Thursday, February 8Monday, May 20

The ancient Kabbalists believed that it was possible to find meaning in the empty spaces around and within the letters of texts. The Japanese concept of Notan views the relationship between negative and positive space as reciprocal and necessary for harmony and balance. These two worldviews deeply influence the artist’s work. Deborah Ugoretz explores these by working with cut paper and painting in acrylics. “The simplicity, flexibility, and strength of paper enable me to transform it into multidimensional art with a limitless range of expression,” she said.

Inspired by the written word, Ugoretz takes texts—poems, prayers, and ancient writings—and translates them into a visual language that infuses those words with deeper meaning because visual language can touch on a richer emotional and intellectual level. One of Ugoretz’s works, “The Six Days of Creation,” based on the Genesis story, uses her theory of color as a comment on the ravages of disposable culture.

The exhibit is accompanied by a display of rare books from the Special Collections. The exhibit will be on view until May 20.

About the Artist
Deborah Ugoretz is a Brooklyn-based artist, born in Milwaukee, Wisconsin. She holds a B.S. in fine art from the University of Wisconsin-Madison. Her expressive work deals with the exploration of feminism, her concern for and fascination with the diversity of the natural world, and social issues. Since 1978, Ugoretz has been a master cut paper artist and teacher. Her work was featured in the monograph In the Tradition of Our Ancestors – Papercutting (Folklife Program of the New Jersey State Council of the Arts, 2006) and the catalog of the exhibition “Slash! Paper Under the Knife,” held at the Museum of Art and Design in New York from 2009 2010. She has designed stained glass windows and synagogue art for the Russ Berrie Home for Jewish Life in Rockleigh, New Jersey, and other houses of worship. Other commissions include the Tenement Museum, University of Michigan, Jewish Theological Seminary, YIVO Institute of Jewish Research, and the Cathedral of St. John the Divine.

Ugoretz’s work has been exhibited at the Milwaukee Jewish Museum, the Monmouth Art Museum, the Hebrew Union College Institute of Religion Museum, the Philadelphia Museum of Jewish Art, The Museum of Biblical Art, the UJA Federation Gallery, and others. Ugoretz is recognized by the New Jersey State Council on the Arts as a master cut-paper artist.

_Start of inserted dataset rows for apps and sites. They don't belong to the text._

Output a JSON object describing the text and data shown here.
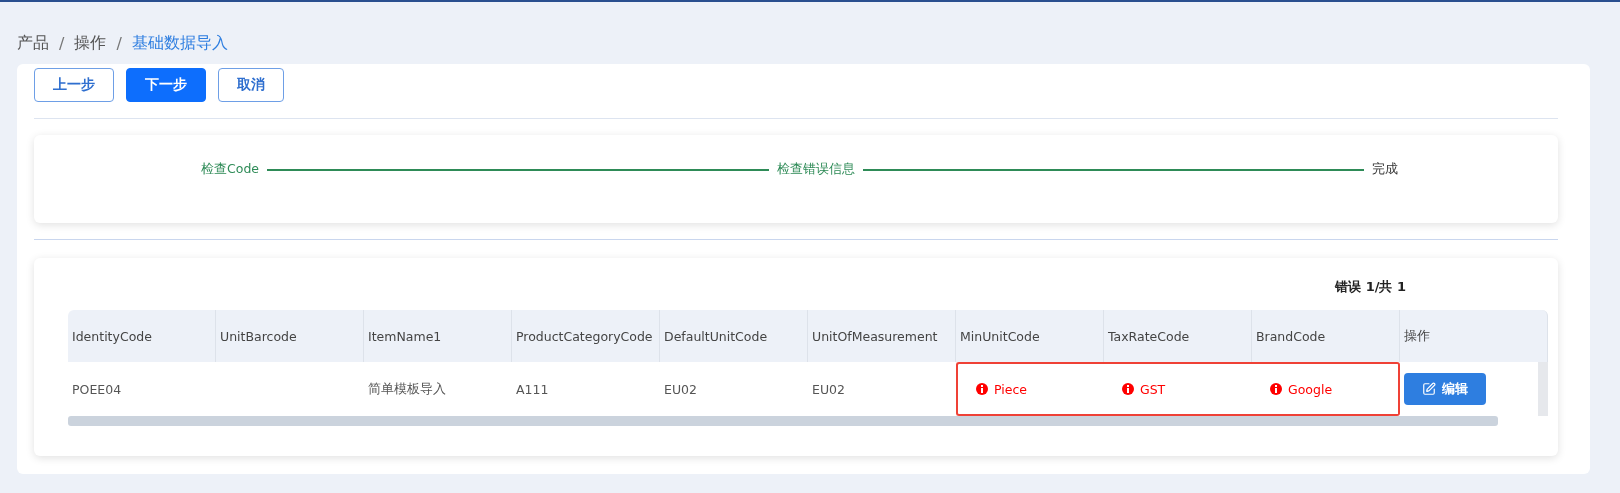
{
  "breadcrumb_separator": "/",
  "breadcrumb": [
    {
      "label": "产品",
      "selected": false
    },
    {
      "label": "操作",
      "selected": false
    },
    {
      "label": "基础数据导入",
      "selected": true
    }
  ],
  "buttons": [
    {
      "label": "上一步",
      "kind": "default"
    },
    {
      "label": "下一步",
      "kind": "primary"
    },
    {
      "label": "取消",
      "kind": "default"
    }
  ],
  "steps": [
    {
      "label": "检查Code",
      "done": true
    },
    {
      "label": "检查错误信息",
      "done": true
    },
    {
      "label": "完成",
      "done": false
    }
  ],
  "error_count": "错误 1/共 1",
  "table": {
    "columns": [
      "IdentityCode",
      "UnitBarcode",
      "ItemName1",
      "ProductCategoryCode",
      "DefaultUnitCode",
      "UnitOfMeasurement",
      "MinUnitCode",
      "TaxRateCode",
      "BrandCode",
      "操作"
    ],
    "rows": [
      {
        "cells": [
          {
            "text": "POEE04",
            "kind": "text"
          },
          {
            "text": "",
            "kind": "text"
          },
          {
            "text": "简单模板导入",
            "kind": "text"
          },
          {
            "text": "A111",
            "kind": "text"
          },
          {
            "text": "EU02",
            "kind": "text"
          },
          {
            "text": "EU02",
            "kind": "text"
          },
          {
            "text": "Piece",
            "kind": "error"
          },
          {
            "text": "GST",
            "kind": "error"
          },
          {
            "text": "Google",
            "kind": "error"
          }
        ],
        "action": "编辑"
      }
    ]
  }
}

This event is open to alumni, faculty/staff, parents, students, and the public.